As Christians we embrace the message of the cross. We are called to emulate the humility it represents. There is much more to be said on this topic. Paul preached the message of cross and wrote to the Corinthian church “For the message of the cross is foolishness to those who are perishing, but to us who are being saved it is the power of God.” (1 Cor 1:18) We could do a whole series of posts on the importance of the cross in Paul’s epistles – but will leave it here for now.
Michael Bird summarizes:
Despite the mockery and shame associated with crucifixion and despite the utter folly of a crucified Messiah to all and sundry, the early church narrated the story of the cross as the climax of God’s plan, and they embraced the symbol of the cross as the instrument through which God’s kingdom was achieved. If we are to live out the story of the cross, then one of the first things we have to do is get inside the passion story and grasp, not superficially but on a deep level, the full sweep of the story of the cross. (p. 120)
The creed affirms our belief in Christ crucified and all it stands for.
Died and buried. Jesus died in the flesh and was buried in the earth. He didn’t appear to die or simply leave his earthly body without experiencing death. Jesus really died – and the death from which he arose was a real one. That Jesus died a real death is a necessary element of the victory over death achieved in the resurrection. Ben Myers points out the importance of this idea in the early church – Irenaeus emphasized that Jesus experienced what we experienced from birth to death and by walking through these steps he redeemed them for us. Myers summarizes Gregory of Nyssa noting that “Jesus would not really of shared our nature if he had not also shared its limits. Everyone comes into the world through the womb and departs into the tomb. And so the Son of God embraced out humanity at these extreme limits.” (p. 75)
He descended to the dead. The older form of the creed has He descended into Hell. This, however, is not a proper understanding of the phrase in the original Greek. Packer, Myers, and Bird all emphasize this in their books. The word Hell is misleading here because if conjures up an image of punishment and suffering. The Greek Hades or Hebrew Sheol are better terms to consider. Jesus was really and truly dead. He descended to the place of the dead. This phrase strengthens the prior statement that he died and was buried by emphasizing that his fate was the same as all who died – he went to the place of the dead, to Hades. It is from the place of the dead that he arose. On the island of Patmos John received a vision “Do not be afraid. I am the First and the Last. I am the Living One; I was dead, and now look, I am alive for ever and ever! And I hold the keys of death and Hades.” Rev. 1:17-18. He holds the keys of Hades because he experienced death in its fullness.

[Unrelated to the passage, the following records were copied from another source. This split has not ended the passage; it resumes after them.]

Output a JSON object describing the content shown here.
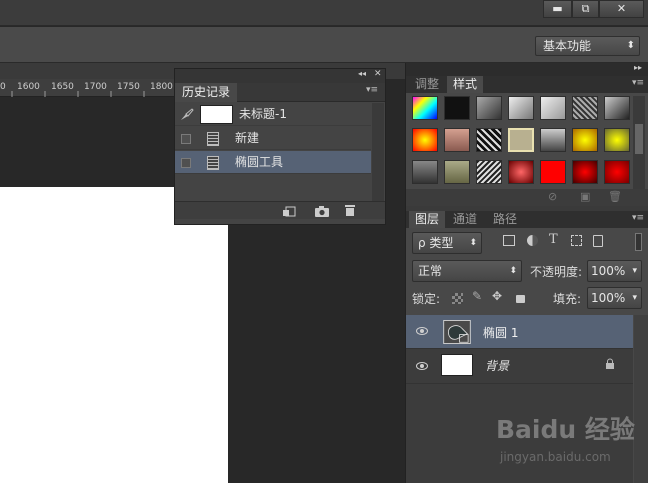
{
  "window": {
    "btn_min": "▬",
    "btn_restore": "⧉",
    "btn_close": "✕"
  },
  "options_bar": {
    "workspace_label": "基本功能"
  },
  "ruler": {
    "ticks": [
      "0",
      "1600",
      "1650",
      "1700",
      "1750",
      "1800"
    ]
  },
  "history_panel": {
    "tab": "历史记录",
    "collapse_glyph": "◂◂",
    "close_glyph": "✕",
    "menu_glyph": "▾≡",
    "snapshot_label": "未标题-1",
    "items": [
      {
        "label": "新建"
      },
      {
        "label": "椭圆工具"
      }
    ]
  },
  "styles_panel": {
    "tabs": [
      "调整",
      "样式"
    ],
    "active_tab": "样式"
  },
  "layers_panel": {
    "tabs": [
      "图层",
      "通道",
      "路径"
    ],
    "filter_label": "ρ 类型",
    "blend_mode": "正常",
    "opacity_label": "不透明度:",
    "opacity_value": "100%",
    "lock_label": "锁定:",
    "fill_label": "填充:",
    "fill_value": "100%",
    "layers": [
      {
        "name": "椭圆 1",
        "selected": true
      },
      {
        "name": "背景",
        "selected": false,
        "locked": true
      }
    ]
  },
  "watermark": {
    "brand": "Baidu 经验",
    "url": "jingyan.baidu.com"
  },
  "colors": {
    "selection": "#566275",
    "panel": "#484848",
    "accent_red": "#ff0000"
  }
}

Jesus was truly humiliated and shamed, he was rejected and suffered extreme physical and mental pain. This happened at a specific time and place in history. He physically died as all humans die and descended to the place of the dead. In the next few lines we come to the victory over death. But that is for the next post in this series.
What is the most significant part of this portion of the creed?
What does it mean for you? for the church?
If you wish to contact me directly you may do so at rjs4mail[at]att.net.